» **EXERCISE**: Gather every line below where "JSON" appears.

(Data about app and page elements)
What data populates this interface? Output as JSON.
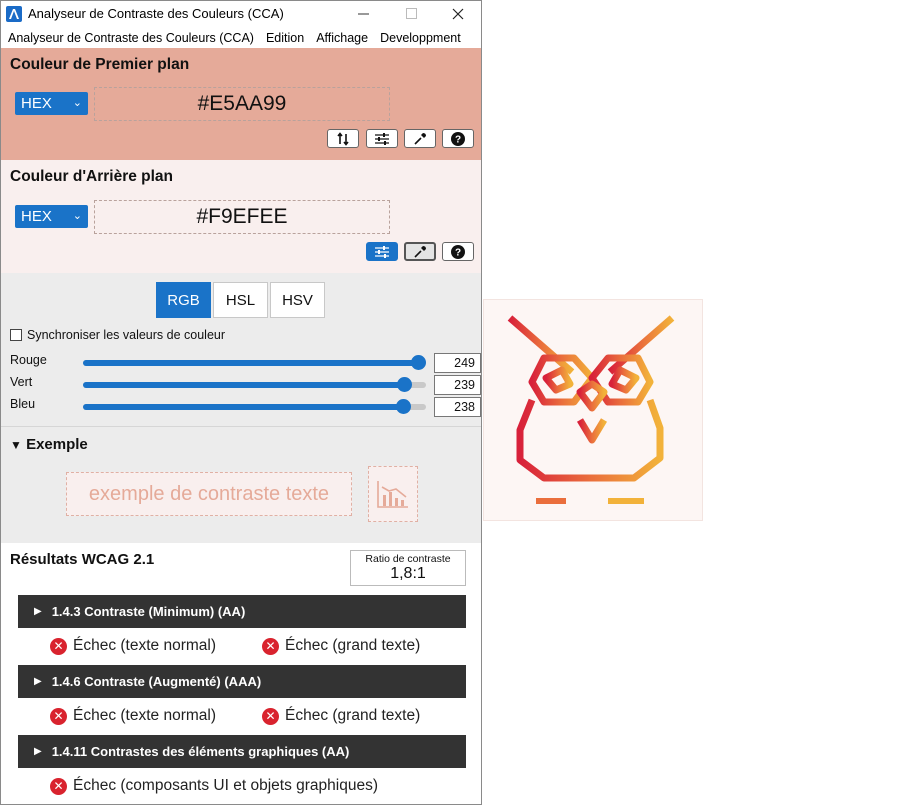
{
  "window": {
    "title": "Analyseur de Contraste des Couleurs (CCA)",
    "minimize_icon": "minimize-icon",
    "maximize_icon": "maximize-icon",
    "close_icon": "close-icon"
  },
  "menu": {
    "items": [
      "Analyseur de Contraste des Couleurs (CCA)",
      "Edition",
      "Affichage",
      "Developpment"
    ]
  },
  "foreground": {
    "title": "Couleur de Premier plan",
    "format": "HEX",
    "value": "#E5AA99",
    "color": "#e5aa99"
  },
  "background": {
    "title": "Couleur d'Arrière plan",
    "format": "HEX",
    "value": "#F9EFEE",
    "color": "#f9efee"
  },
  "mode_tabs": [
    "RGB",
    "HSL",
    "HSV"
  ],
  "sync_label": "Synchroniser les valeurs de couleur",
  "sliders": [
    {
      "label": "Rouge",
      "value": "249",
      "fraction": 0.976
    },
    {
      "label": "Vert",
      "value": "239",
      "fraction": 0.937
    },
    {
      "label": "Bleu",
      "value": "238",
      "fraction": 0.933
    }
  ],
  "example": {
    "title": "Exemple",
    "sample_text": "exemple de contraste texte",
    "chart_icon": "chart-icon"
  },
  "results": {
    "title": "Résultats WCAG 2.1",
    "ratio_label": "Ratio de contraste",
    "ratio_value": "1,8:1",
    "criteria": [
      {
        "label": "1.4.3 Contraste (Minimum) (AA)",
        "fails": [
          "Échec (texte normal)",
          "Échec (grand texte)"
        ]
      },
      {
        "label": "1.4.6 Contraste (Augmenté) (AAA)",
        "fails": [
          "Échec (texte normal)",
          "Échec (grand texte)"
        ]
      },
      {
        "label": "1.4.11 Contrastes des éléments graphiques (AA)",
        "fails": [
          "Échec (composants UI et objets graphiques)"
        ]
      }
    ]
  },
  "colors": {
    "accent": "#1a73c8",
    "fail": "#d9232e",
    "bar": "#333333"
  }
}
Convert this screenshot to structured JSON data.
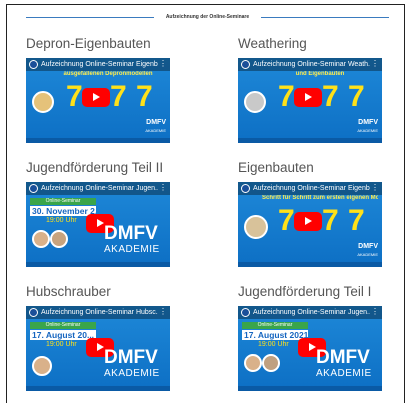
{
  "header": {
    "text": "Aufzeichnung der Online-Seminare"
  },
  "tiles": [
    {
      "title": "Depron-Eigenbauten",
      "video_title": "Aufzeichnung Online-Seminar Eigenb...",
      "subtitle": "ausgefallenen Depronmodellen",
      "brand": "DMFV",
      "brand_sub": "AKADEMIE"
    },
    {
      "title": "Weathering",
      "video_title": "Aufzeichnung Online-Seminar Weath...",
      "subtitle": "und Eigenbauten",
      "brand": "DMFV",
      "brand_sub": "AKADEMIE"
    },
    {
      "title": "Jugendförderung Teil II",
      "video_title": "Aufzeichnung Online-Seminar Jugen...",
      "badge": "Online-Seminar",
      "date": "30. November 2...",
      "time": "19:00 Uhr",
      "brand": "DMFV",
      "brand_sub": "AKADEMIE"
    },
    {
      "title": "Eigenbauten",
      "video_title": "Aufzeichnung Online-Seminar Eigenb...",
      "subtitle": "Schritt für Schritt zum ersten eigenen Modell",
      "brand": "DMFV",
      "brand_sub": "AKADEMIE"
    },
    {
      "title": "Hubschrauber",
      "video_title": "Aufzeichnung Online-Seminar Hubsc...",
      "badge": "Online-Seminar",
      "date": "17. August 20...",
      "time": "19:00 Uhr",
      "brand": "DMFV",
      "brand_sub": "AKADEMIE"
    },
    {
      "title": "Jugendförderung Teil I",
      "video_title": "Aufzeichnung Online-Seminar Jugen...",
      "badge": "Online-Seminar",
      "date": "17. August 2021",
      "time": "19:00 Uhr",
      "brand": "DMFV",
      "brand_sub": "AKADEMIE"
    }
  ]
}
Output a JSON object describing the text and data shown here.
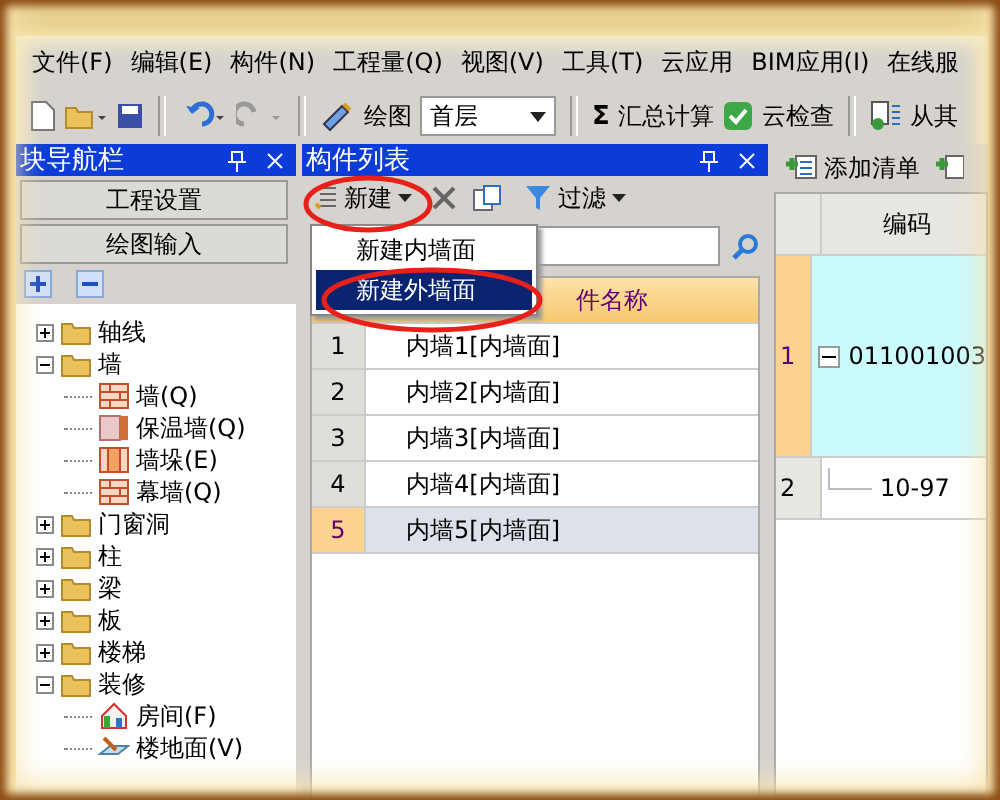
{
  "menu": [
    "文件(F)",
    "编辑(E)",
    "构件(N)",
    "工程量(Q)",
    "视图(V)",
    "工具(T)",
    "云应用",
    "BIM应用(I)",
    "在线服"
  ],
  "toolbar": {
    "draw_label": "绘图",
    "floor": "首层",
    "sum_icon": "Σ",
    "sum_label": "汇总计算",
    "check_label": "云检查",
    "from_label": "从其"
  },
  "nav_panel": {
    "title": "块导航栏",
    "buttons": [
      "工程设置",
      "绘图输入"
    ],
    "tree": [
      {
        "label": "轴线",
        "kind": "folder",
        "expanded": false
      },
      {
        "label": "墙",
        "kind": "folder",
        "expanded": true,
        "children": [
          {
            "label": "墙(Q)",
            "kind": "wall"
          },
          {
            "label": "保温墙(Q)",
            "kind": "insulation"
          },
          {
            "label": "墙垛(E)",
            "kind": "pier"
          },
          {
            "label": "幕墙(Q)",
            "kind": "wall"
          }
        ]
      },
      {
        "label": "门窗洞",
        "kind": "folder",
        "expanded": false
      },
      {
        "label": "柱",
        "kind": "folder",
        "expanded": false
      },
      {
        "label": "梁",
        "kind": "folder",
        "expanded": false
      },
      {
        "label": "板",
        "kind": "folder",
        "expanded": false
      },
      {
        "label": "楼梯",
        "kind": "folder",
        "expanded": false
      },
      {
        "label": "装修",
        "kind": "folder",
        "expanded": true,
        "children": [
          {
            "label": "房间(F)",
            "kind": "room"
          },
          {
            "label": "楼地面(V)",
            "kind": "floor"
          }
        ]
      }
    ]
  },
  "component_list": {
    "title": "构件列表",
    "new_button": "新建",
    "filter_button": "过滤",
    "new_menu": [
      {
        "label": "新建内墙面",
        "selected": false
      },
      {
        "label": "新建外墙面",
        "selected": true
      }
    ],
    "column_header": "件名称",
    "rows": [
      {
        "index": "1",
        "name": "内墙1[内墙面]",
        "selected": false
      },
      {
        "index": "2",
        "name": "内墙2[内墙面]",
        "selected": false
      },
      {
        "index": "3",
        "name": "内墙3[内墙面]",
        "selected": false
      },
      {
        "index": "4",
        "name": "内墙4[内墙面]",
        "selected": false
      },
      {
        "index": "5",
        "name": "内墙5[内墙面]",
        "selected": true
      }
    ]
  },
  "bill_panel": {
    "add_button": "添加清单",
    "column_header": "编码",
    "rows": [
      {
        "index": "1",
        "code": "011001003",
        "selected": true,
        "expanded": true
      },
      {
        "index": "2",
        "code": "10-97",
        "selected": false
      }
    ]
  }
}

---

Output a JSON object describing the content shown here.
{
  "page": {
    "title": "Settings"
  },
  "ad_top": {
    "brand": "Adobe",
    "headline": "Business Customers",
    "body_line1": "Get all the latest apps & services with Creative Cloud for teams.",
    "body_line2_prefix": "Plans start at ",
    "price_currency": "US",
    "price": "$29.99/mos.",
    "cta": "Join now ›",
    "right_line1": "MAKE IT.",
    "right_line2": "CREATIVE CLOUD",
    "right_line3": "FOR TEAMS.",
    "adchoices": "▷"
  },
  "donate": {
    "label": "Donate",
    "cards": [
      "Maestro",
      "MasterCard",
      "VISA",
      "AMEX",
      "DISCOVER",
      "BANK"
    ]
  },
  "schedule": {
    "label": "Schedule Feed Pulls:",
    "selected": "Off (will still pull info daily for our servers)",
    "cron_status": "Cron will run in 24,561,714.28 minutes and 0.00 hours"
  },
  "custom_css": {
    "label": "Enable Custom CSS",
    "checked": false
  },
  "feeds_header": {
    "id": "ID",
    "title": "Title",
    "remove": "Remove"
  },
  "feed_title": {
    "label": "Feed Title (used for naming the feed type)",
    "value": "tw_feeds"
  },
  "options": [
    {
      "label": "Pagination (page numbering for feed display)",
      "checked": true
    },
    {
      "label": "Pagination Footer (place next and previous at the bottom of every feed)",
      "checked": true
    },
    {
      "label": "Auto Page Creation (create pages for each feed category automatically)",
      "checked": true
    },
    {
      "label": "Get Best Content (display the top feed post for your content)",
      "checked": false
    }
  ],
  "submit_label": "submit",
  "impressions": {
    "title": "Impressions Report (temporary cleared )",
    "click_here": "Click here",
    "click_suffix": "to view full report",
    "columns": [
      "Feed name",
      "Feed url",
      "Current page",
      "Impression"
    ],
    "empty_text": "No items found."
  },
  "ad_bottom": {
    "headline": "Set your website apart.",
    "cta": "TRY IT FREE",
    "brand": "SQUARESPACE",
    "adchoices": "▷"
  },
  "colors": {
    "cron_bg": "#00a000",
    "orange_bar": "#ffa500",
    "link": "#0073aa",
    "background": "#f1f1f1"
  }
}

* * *

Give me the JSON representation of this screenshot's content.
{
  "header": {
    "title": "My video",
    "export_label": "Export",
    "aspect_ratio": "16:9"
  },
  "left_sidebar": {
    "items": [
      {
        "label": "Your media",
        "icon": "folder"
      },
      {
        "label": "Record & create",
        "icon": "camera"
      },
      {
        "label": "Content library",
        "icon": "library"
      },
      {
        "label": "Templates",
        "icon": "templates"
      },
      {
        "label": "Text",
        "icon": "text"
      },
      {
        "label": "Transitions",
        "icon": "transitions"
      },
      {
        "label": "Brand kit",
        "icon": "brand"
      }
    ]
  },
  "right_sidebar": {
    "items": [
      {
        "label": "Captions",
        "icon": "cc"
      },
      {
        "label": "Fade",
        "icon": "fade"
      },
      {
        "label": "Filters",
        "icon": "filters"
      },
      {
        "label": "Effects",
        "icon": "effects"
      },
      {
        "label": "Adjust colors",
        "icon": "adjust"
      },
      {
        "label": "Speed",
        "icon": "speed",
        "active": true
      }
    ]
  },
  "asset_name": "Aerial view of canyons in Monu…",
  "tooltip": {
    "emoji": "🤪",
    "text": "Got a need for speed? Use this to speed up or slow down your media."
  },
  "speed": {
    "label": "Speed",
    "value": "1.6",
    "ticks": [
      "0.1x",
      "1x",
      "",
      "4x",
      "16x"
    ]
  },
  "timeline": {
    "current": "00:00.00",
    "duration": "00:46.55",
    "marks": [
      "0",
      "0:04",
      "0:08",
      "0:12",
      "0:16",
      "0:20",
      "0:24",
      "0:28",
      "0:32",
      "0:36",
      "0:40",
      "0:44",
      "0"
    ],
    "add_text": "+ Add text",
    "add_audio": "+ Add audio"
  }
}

» **ANSWER TO THE EXERCISE**:
What data populates this interface? Output as JSON.
Convert this screenshot to structured JSON data.
Output a JSON object describing the text and data shown here.
Output a JSON object describing the content shown here.
Give me the JSON representation of this screenshot's content.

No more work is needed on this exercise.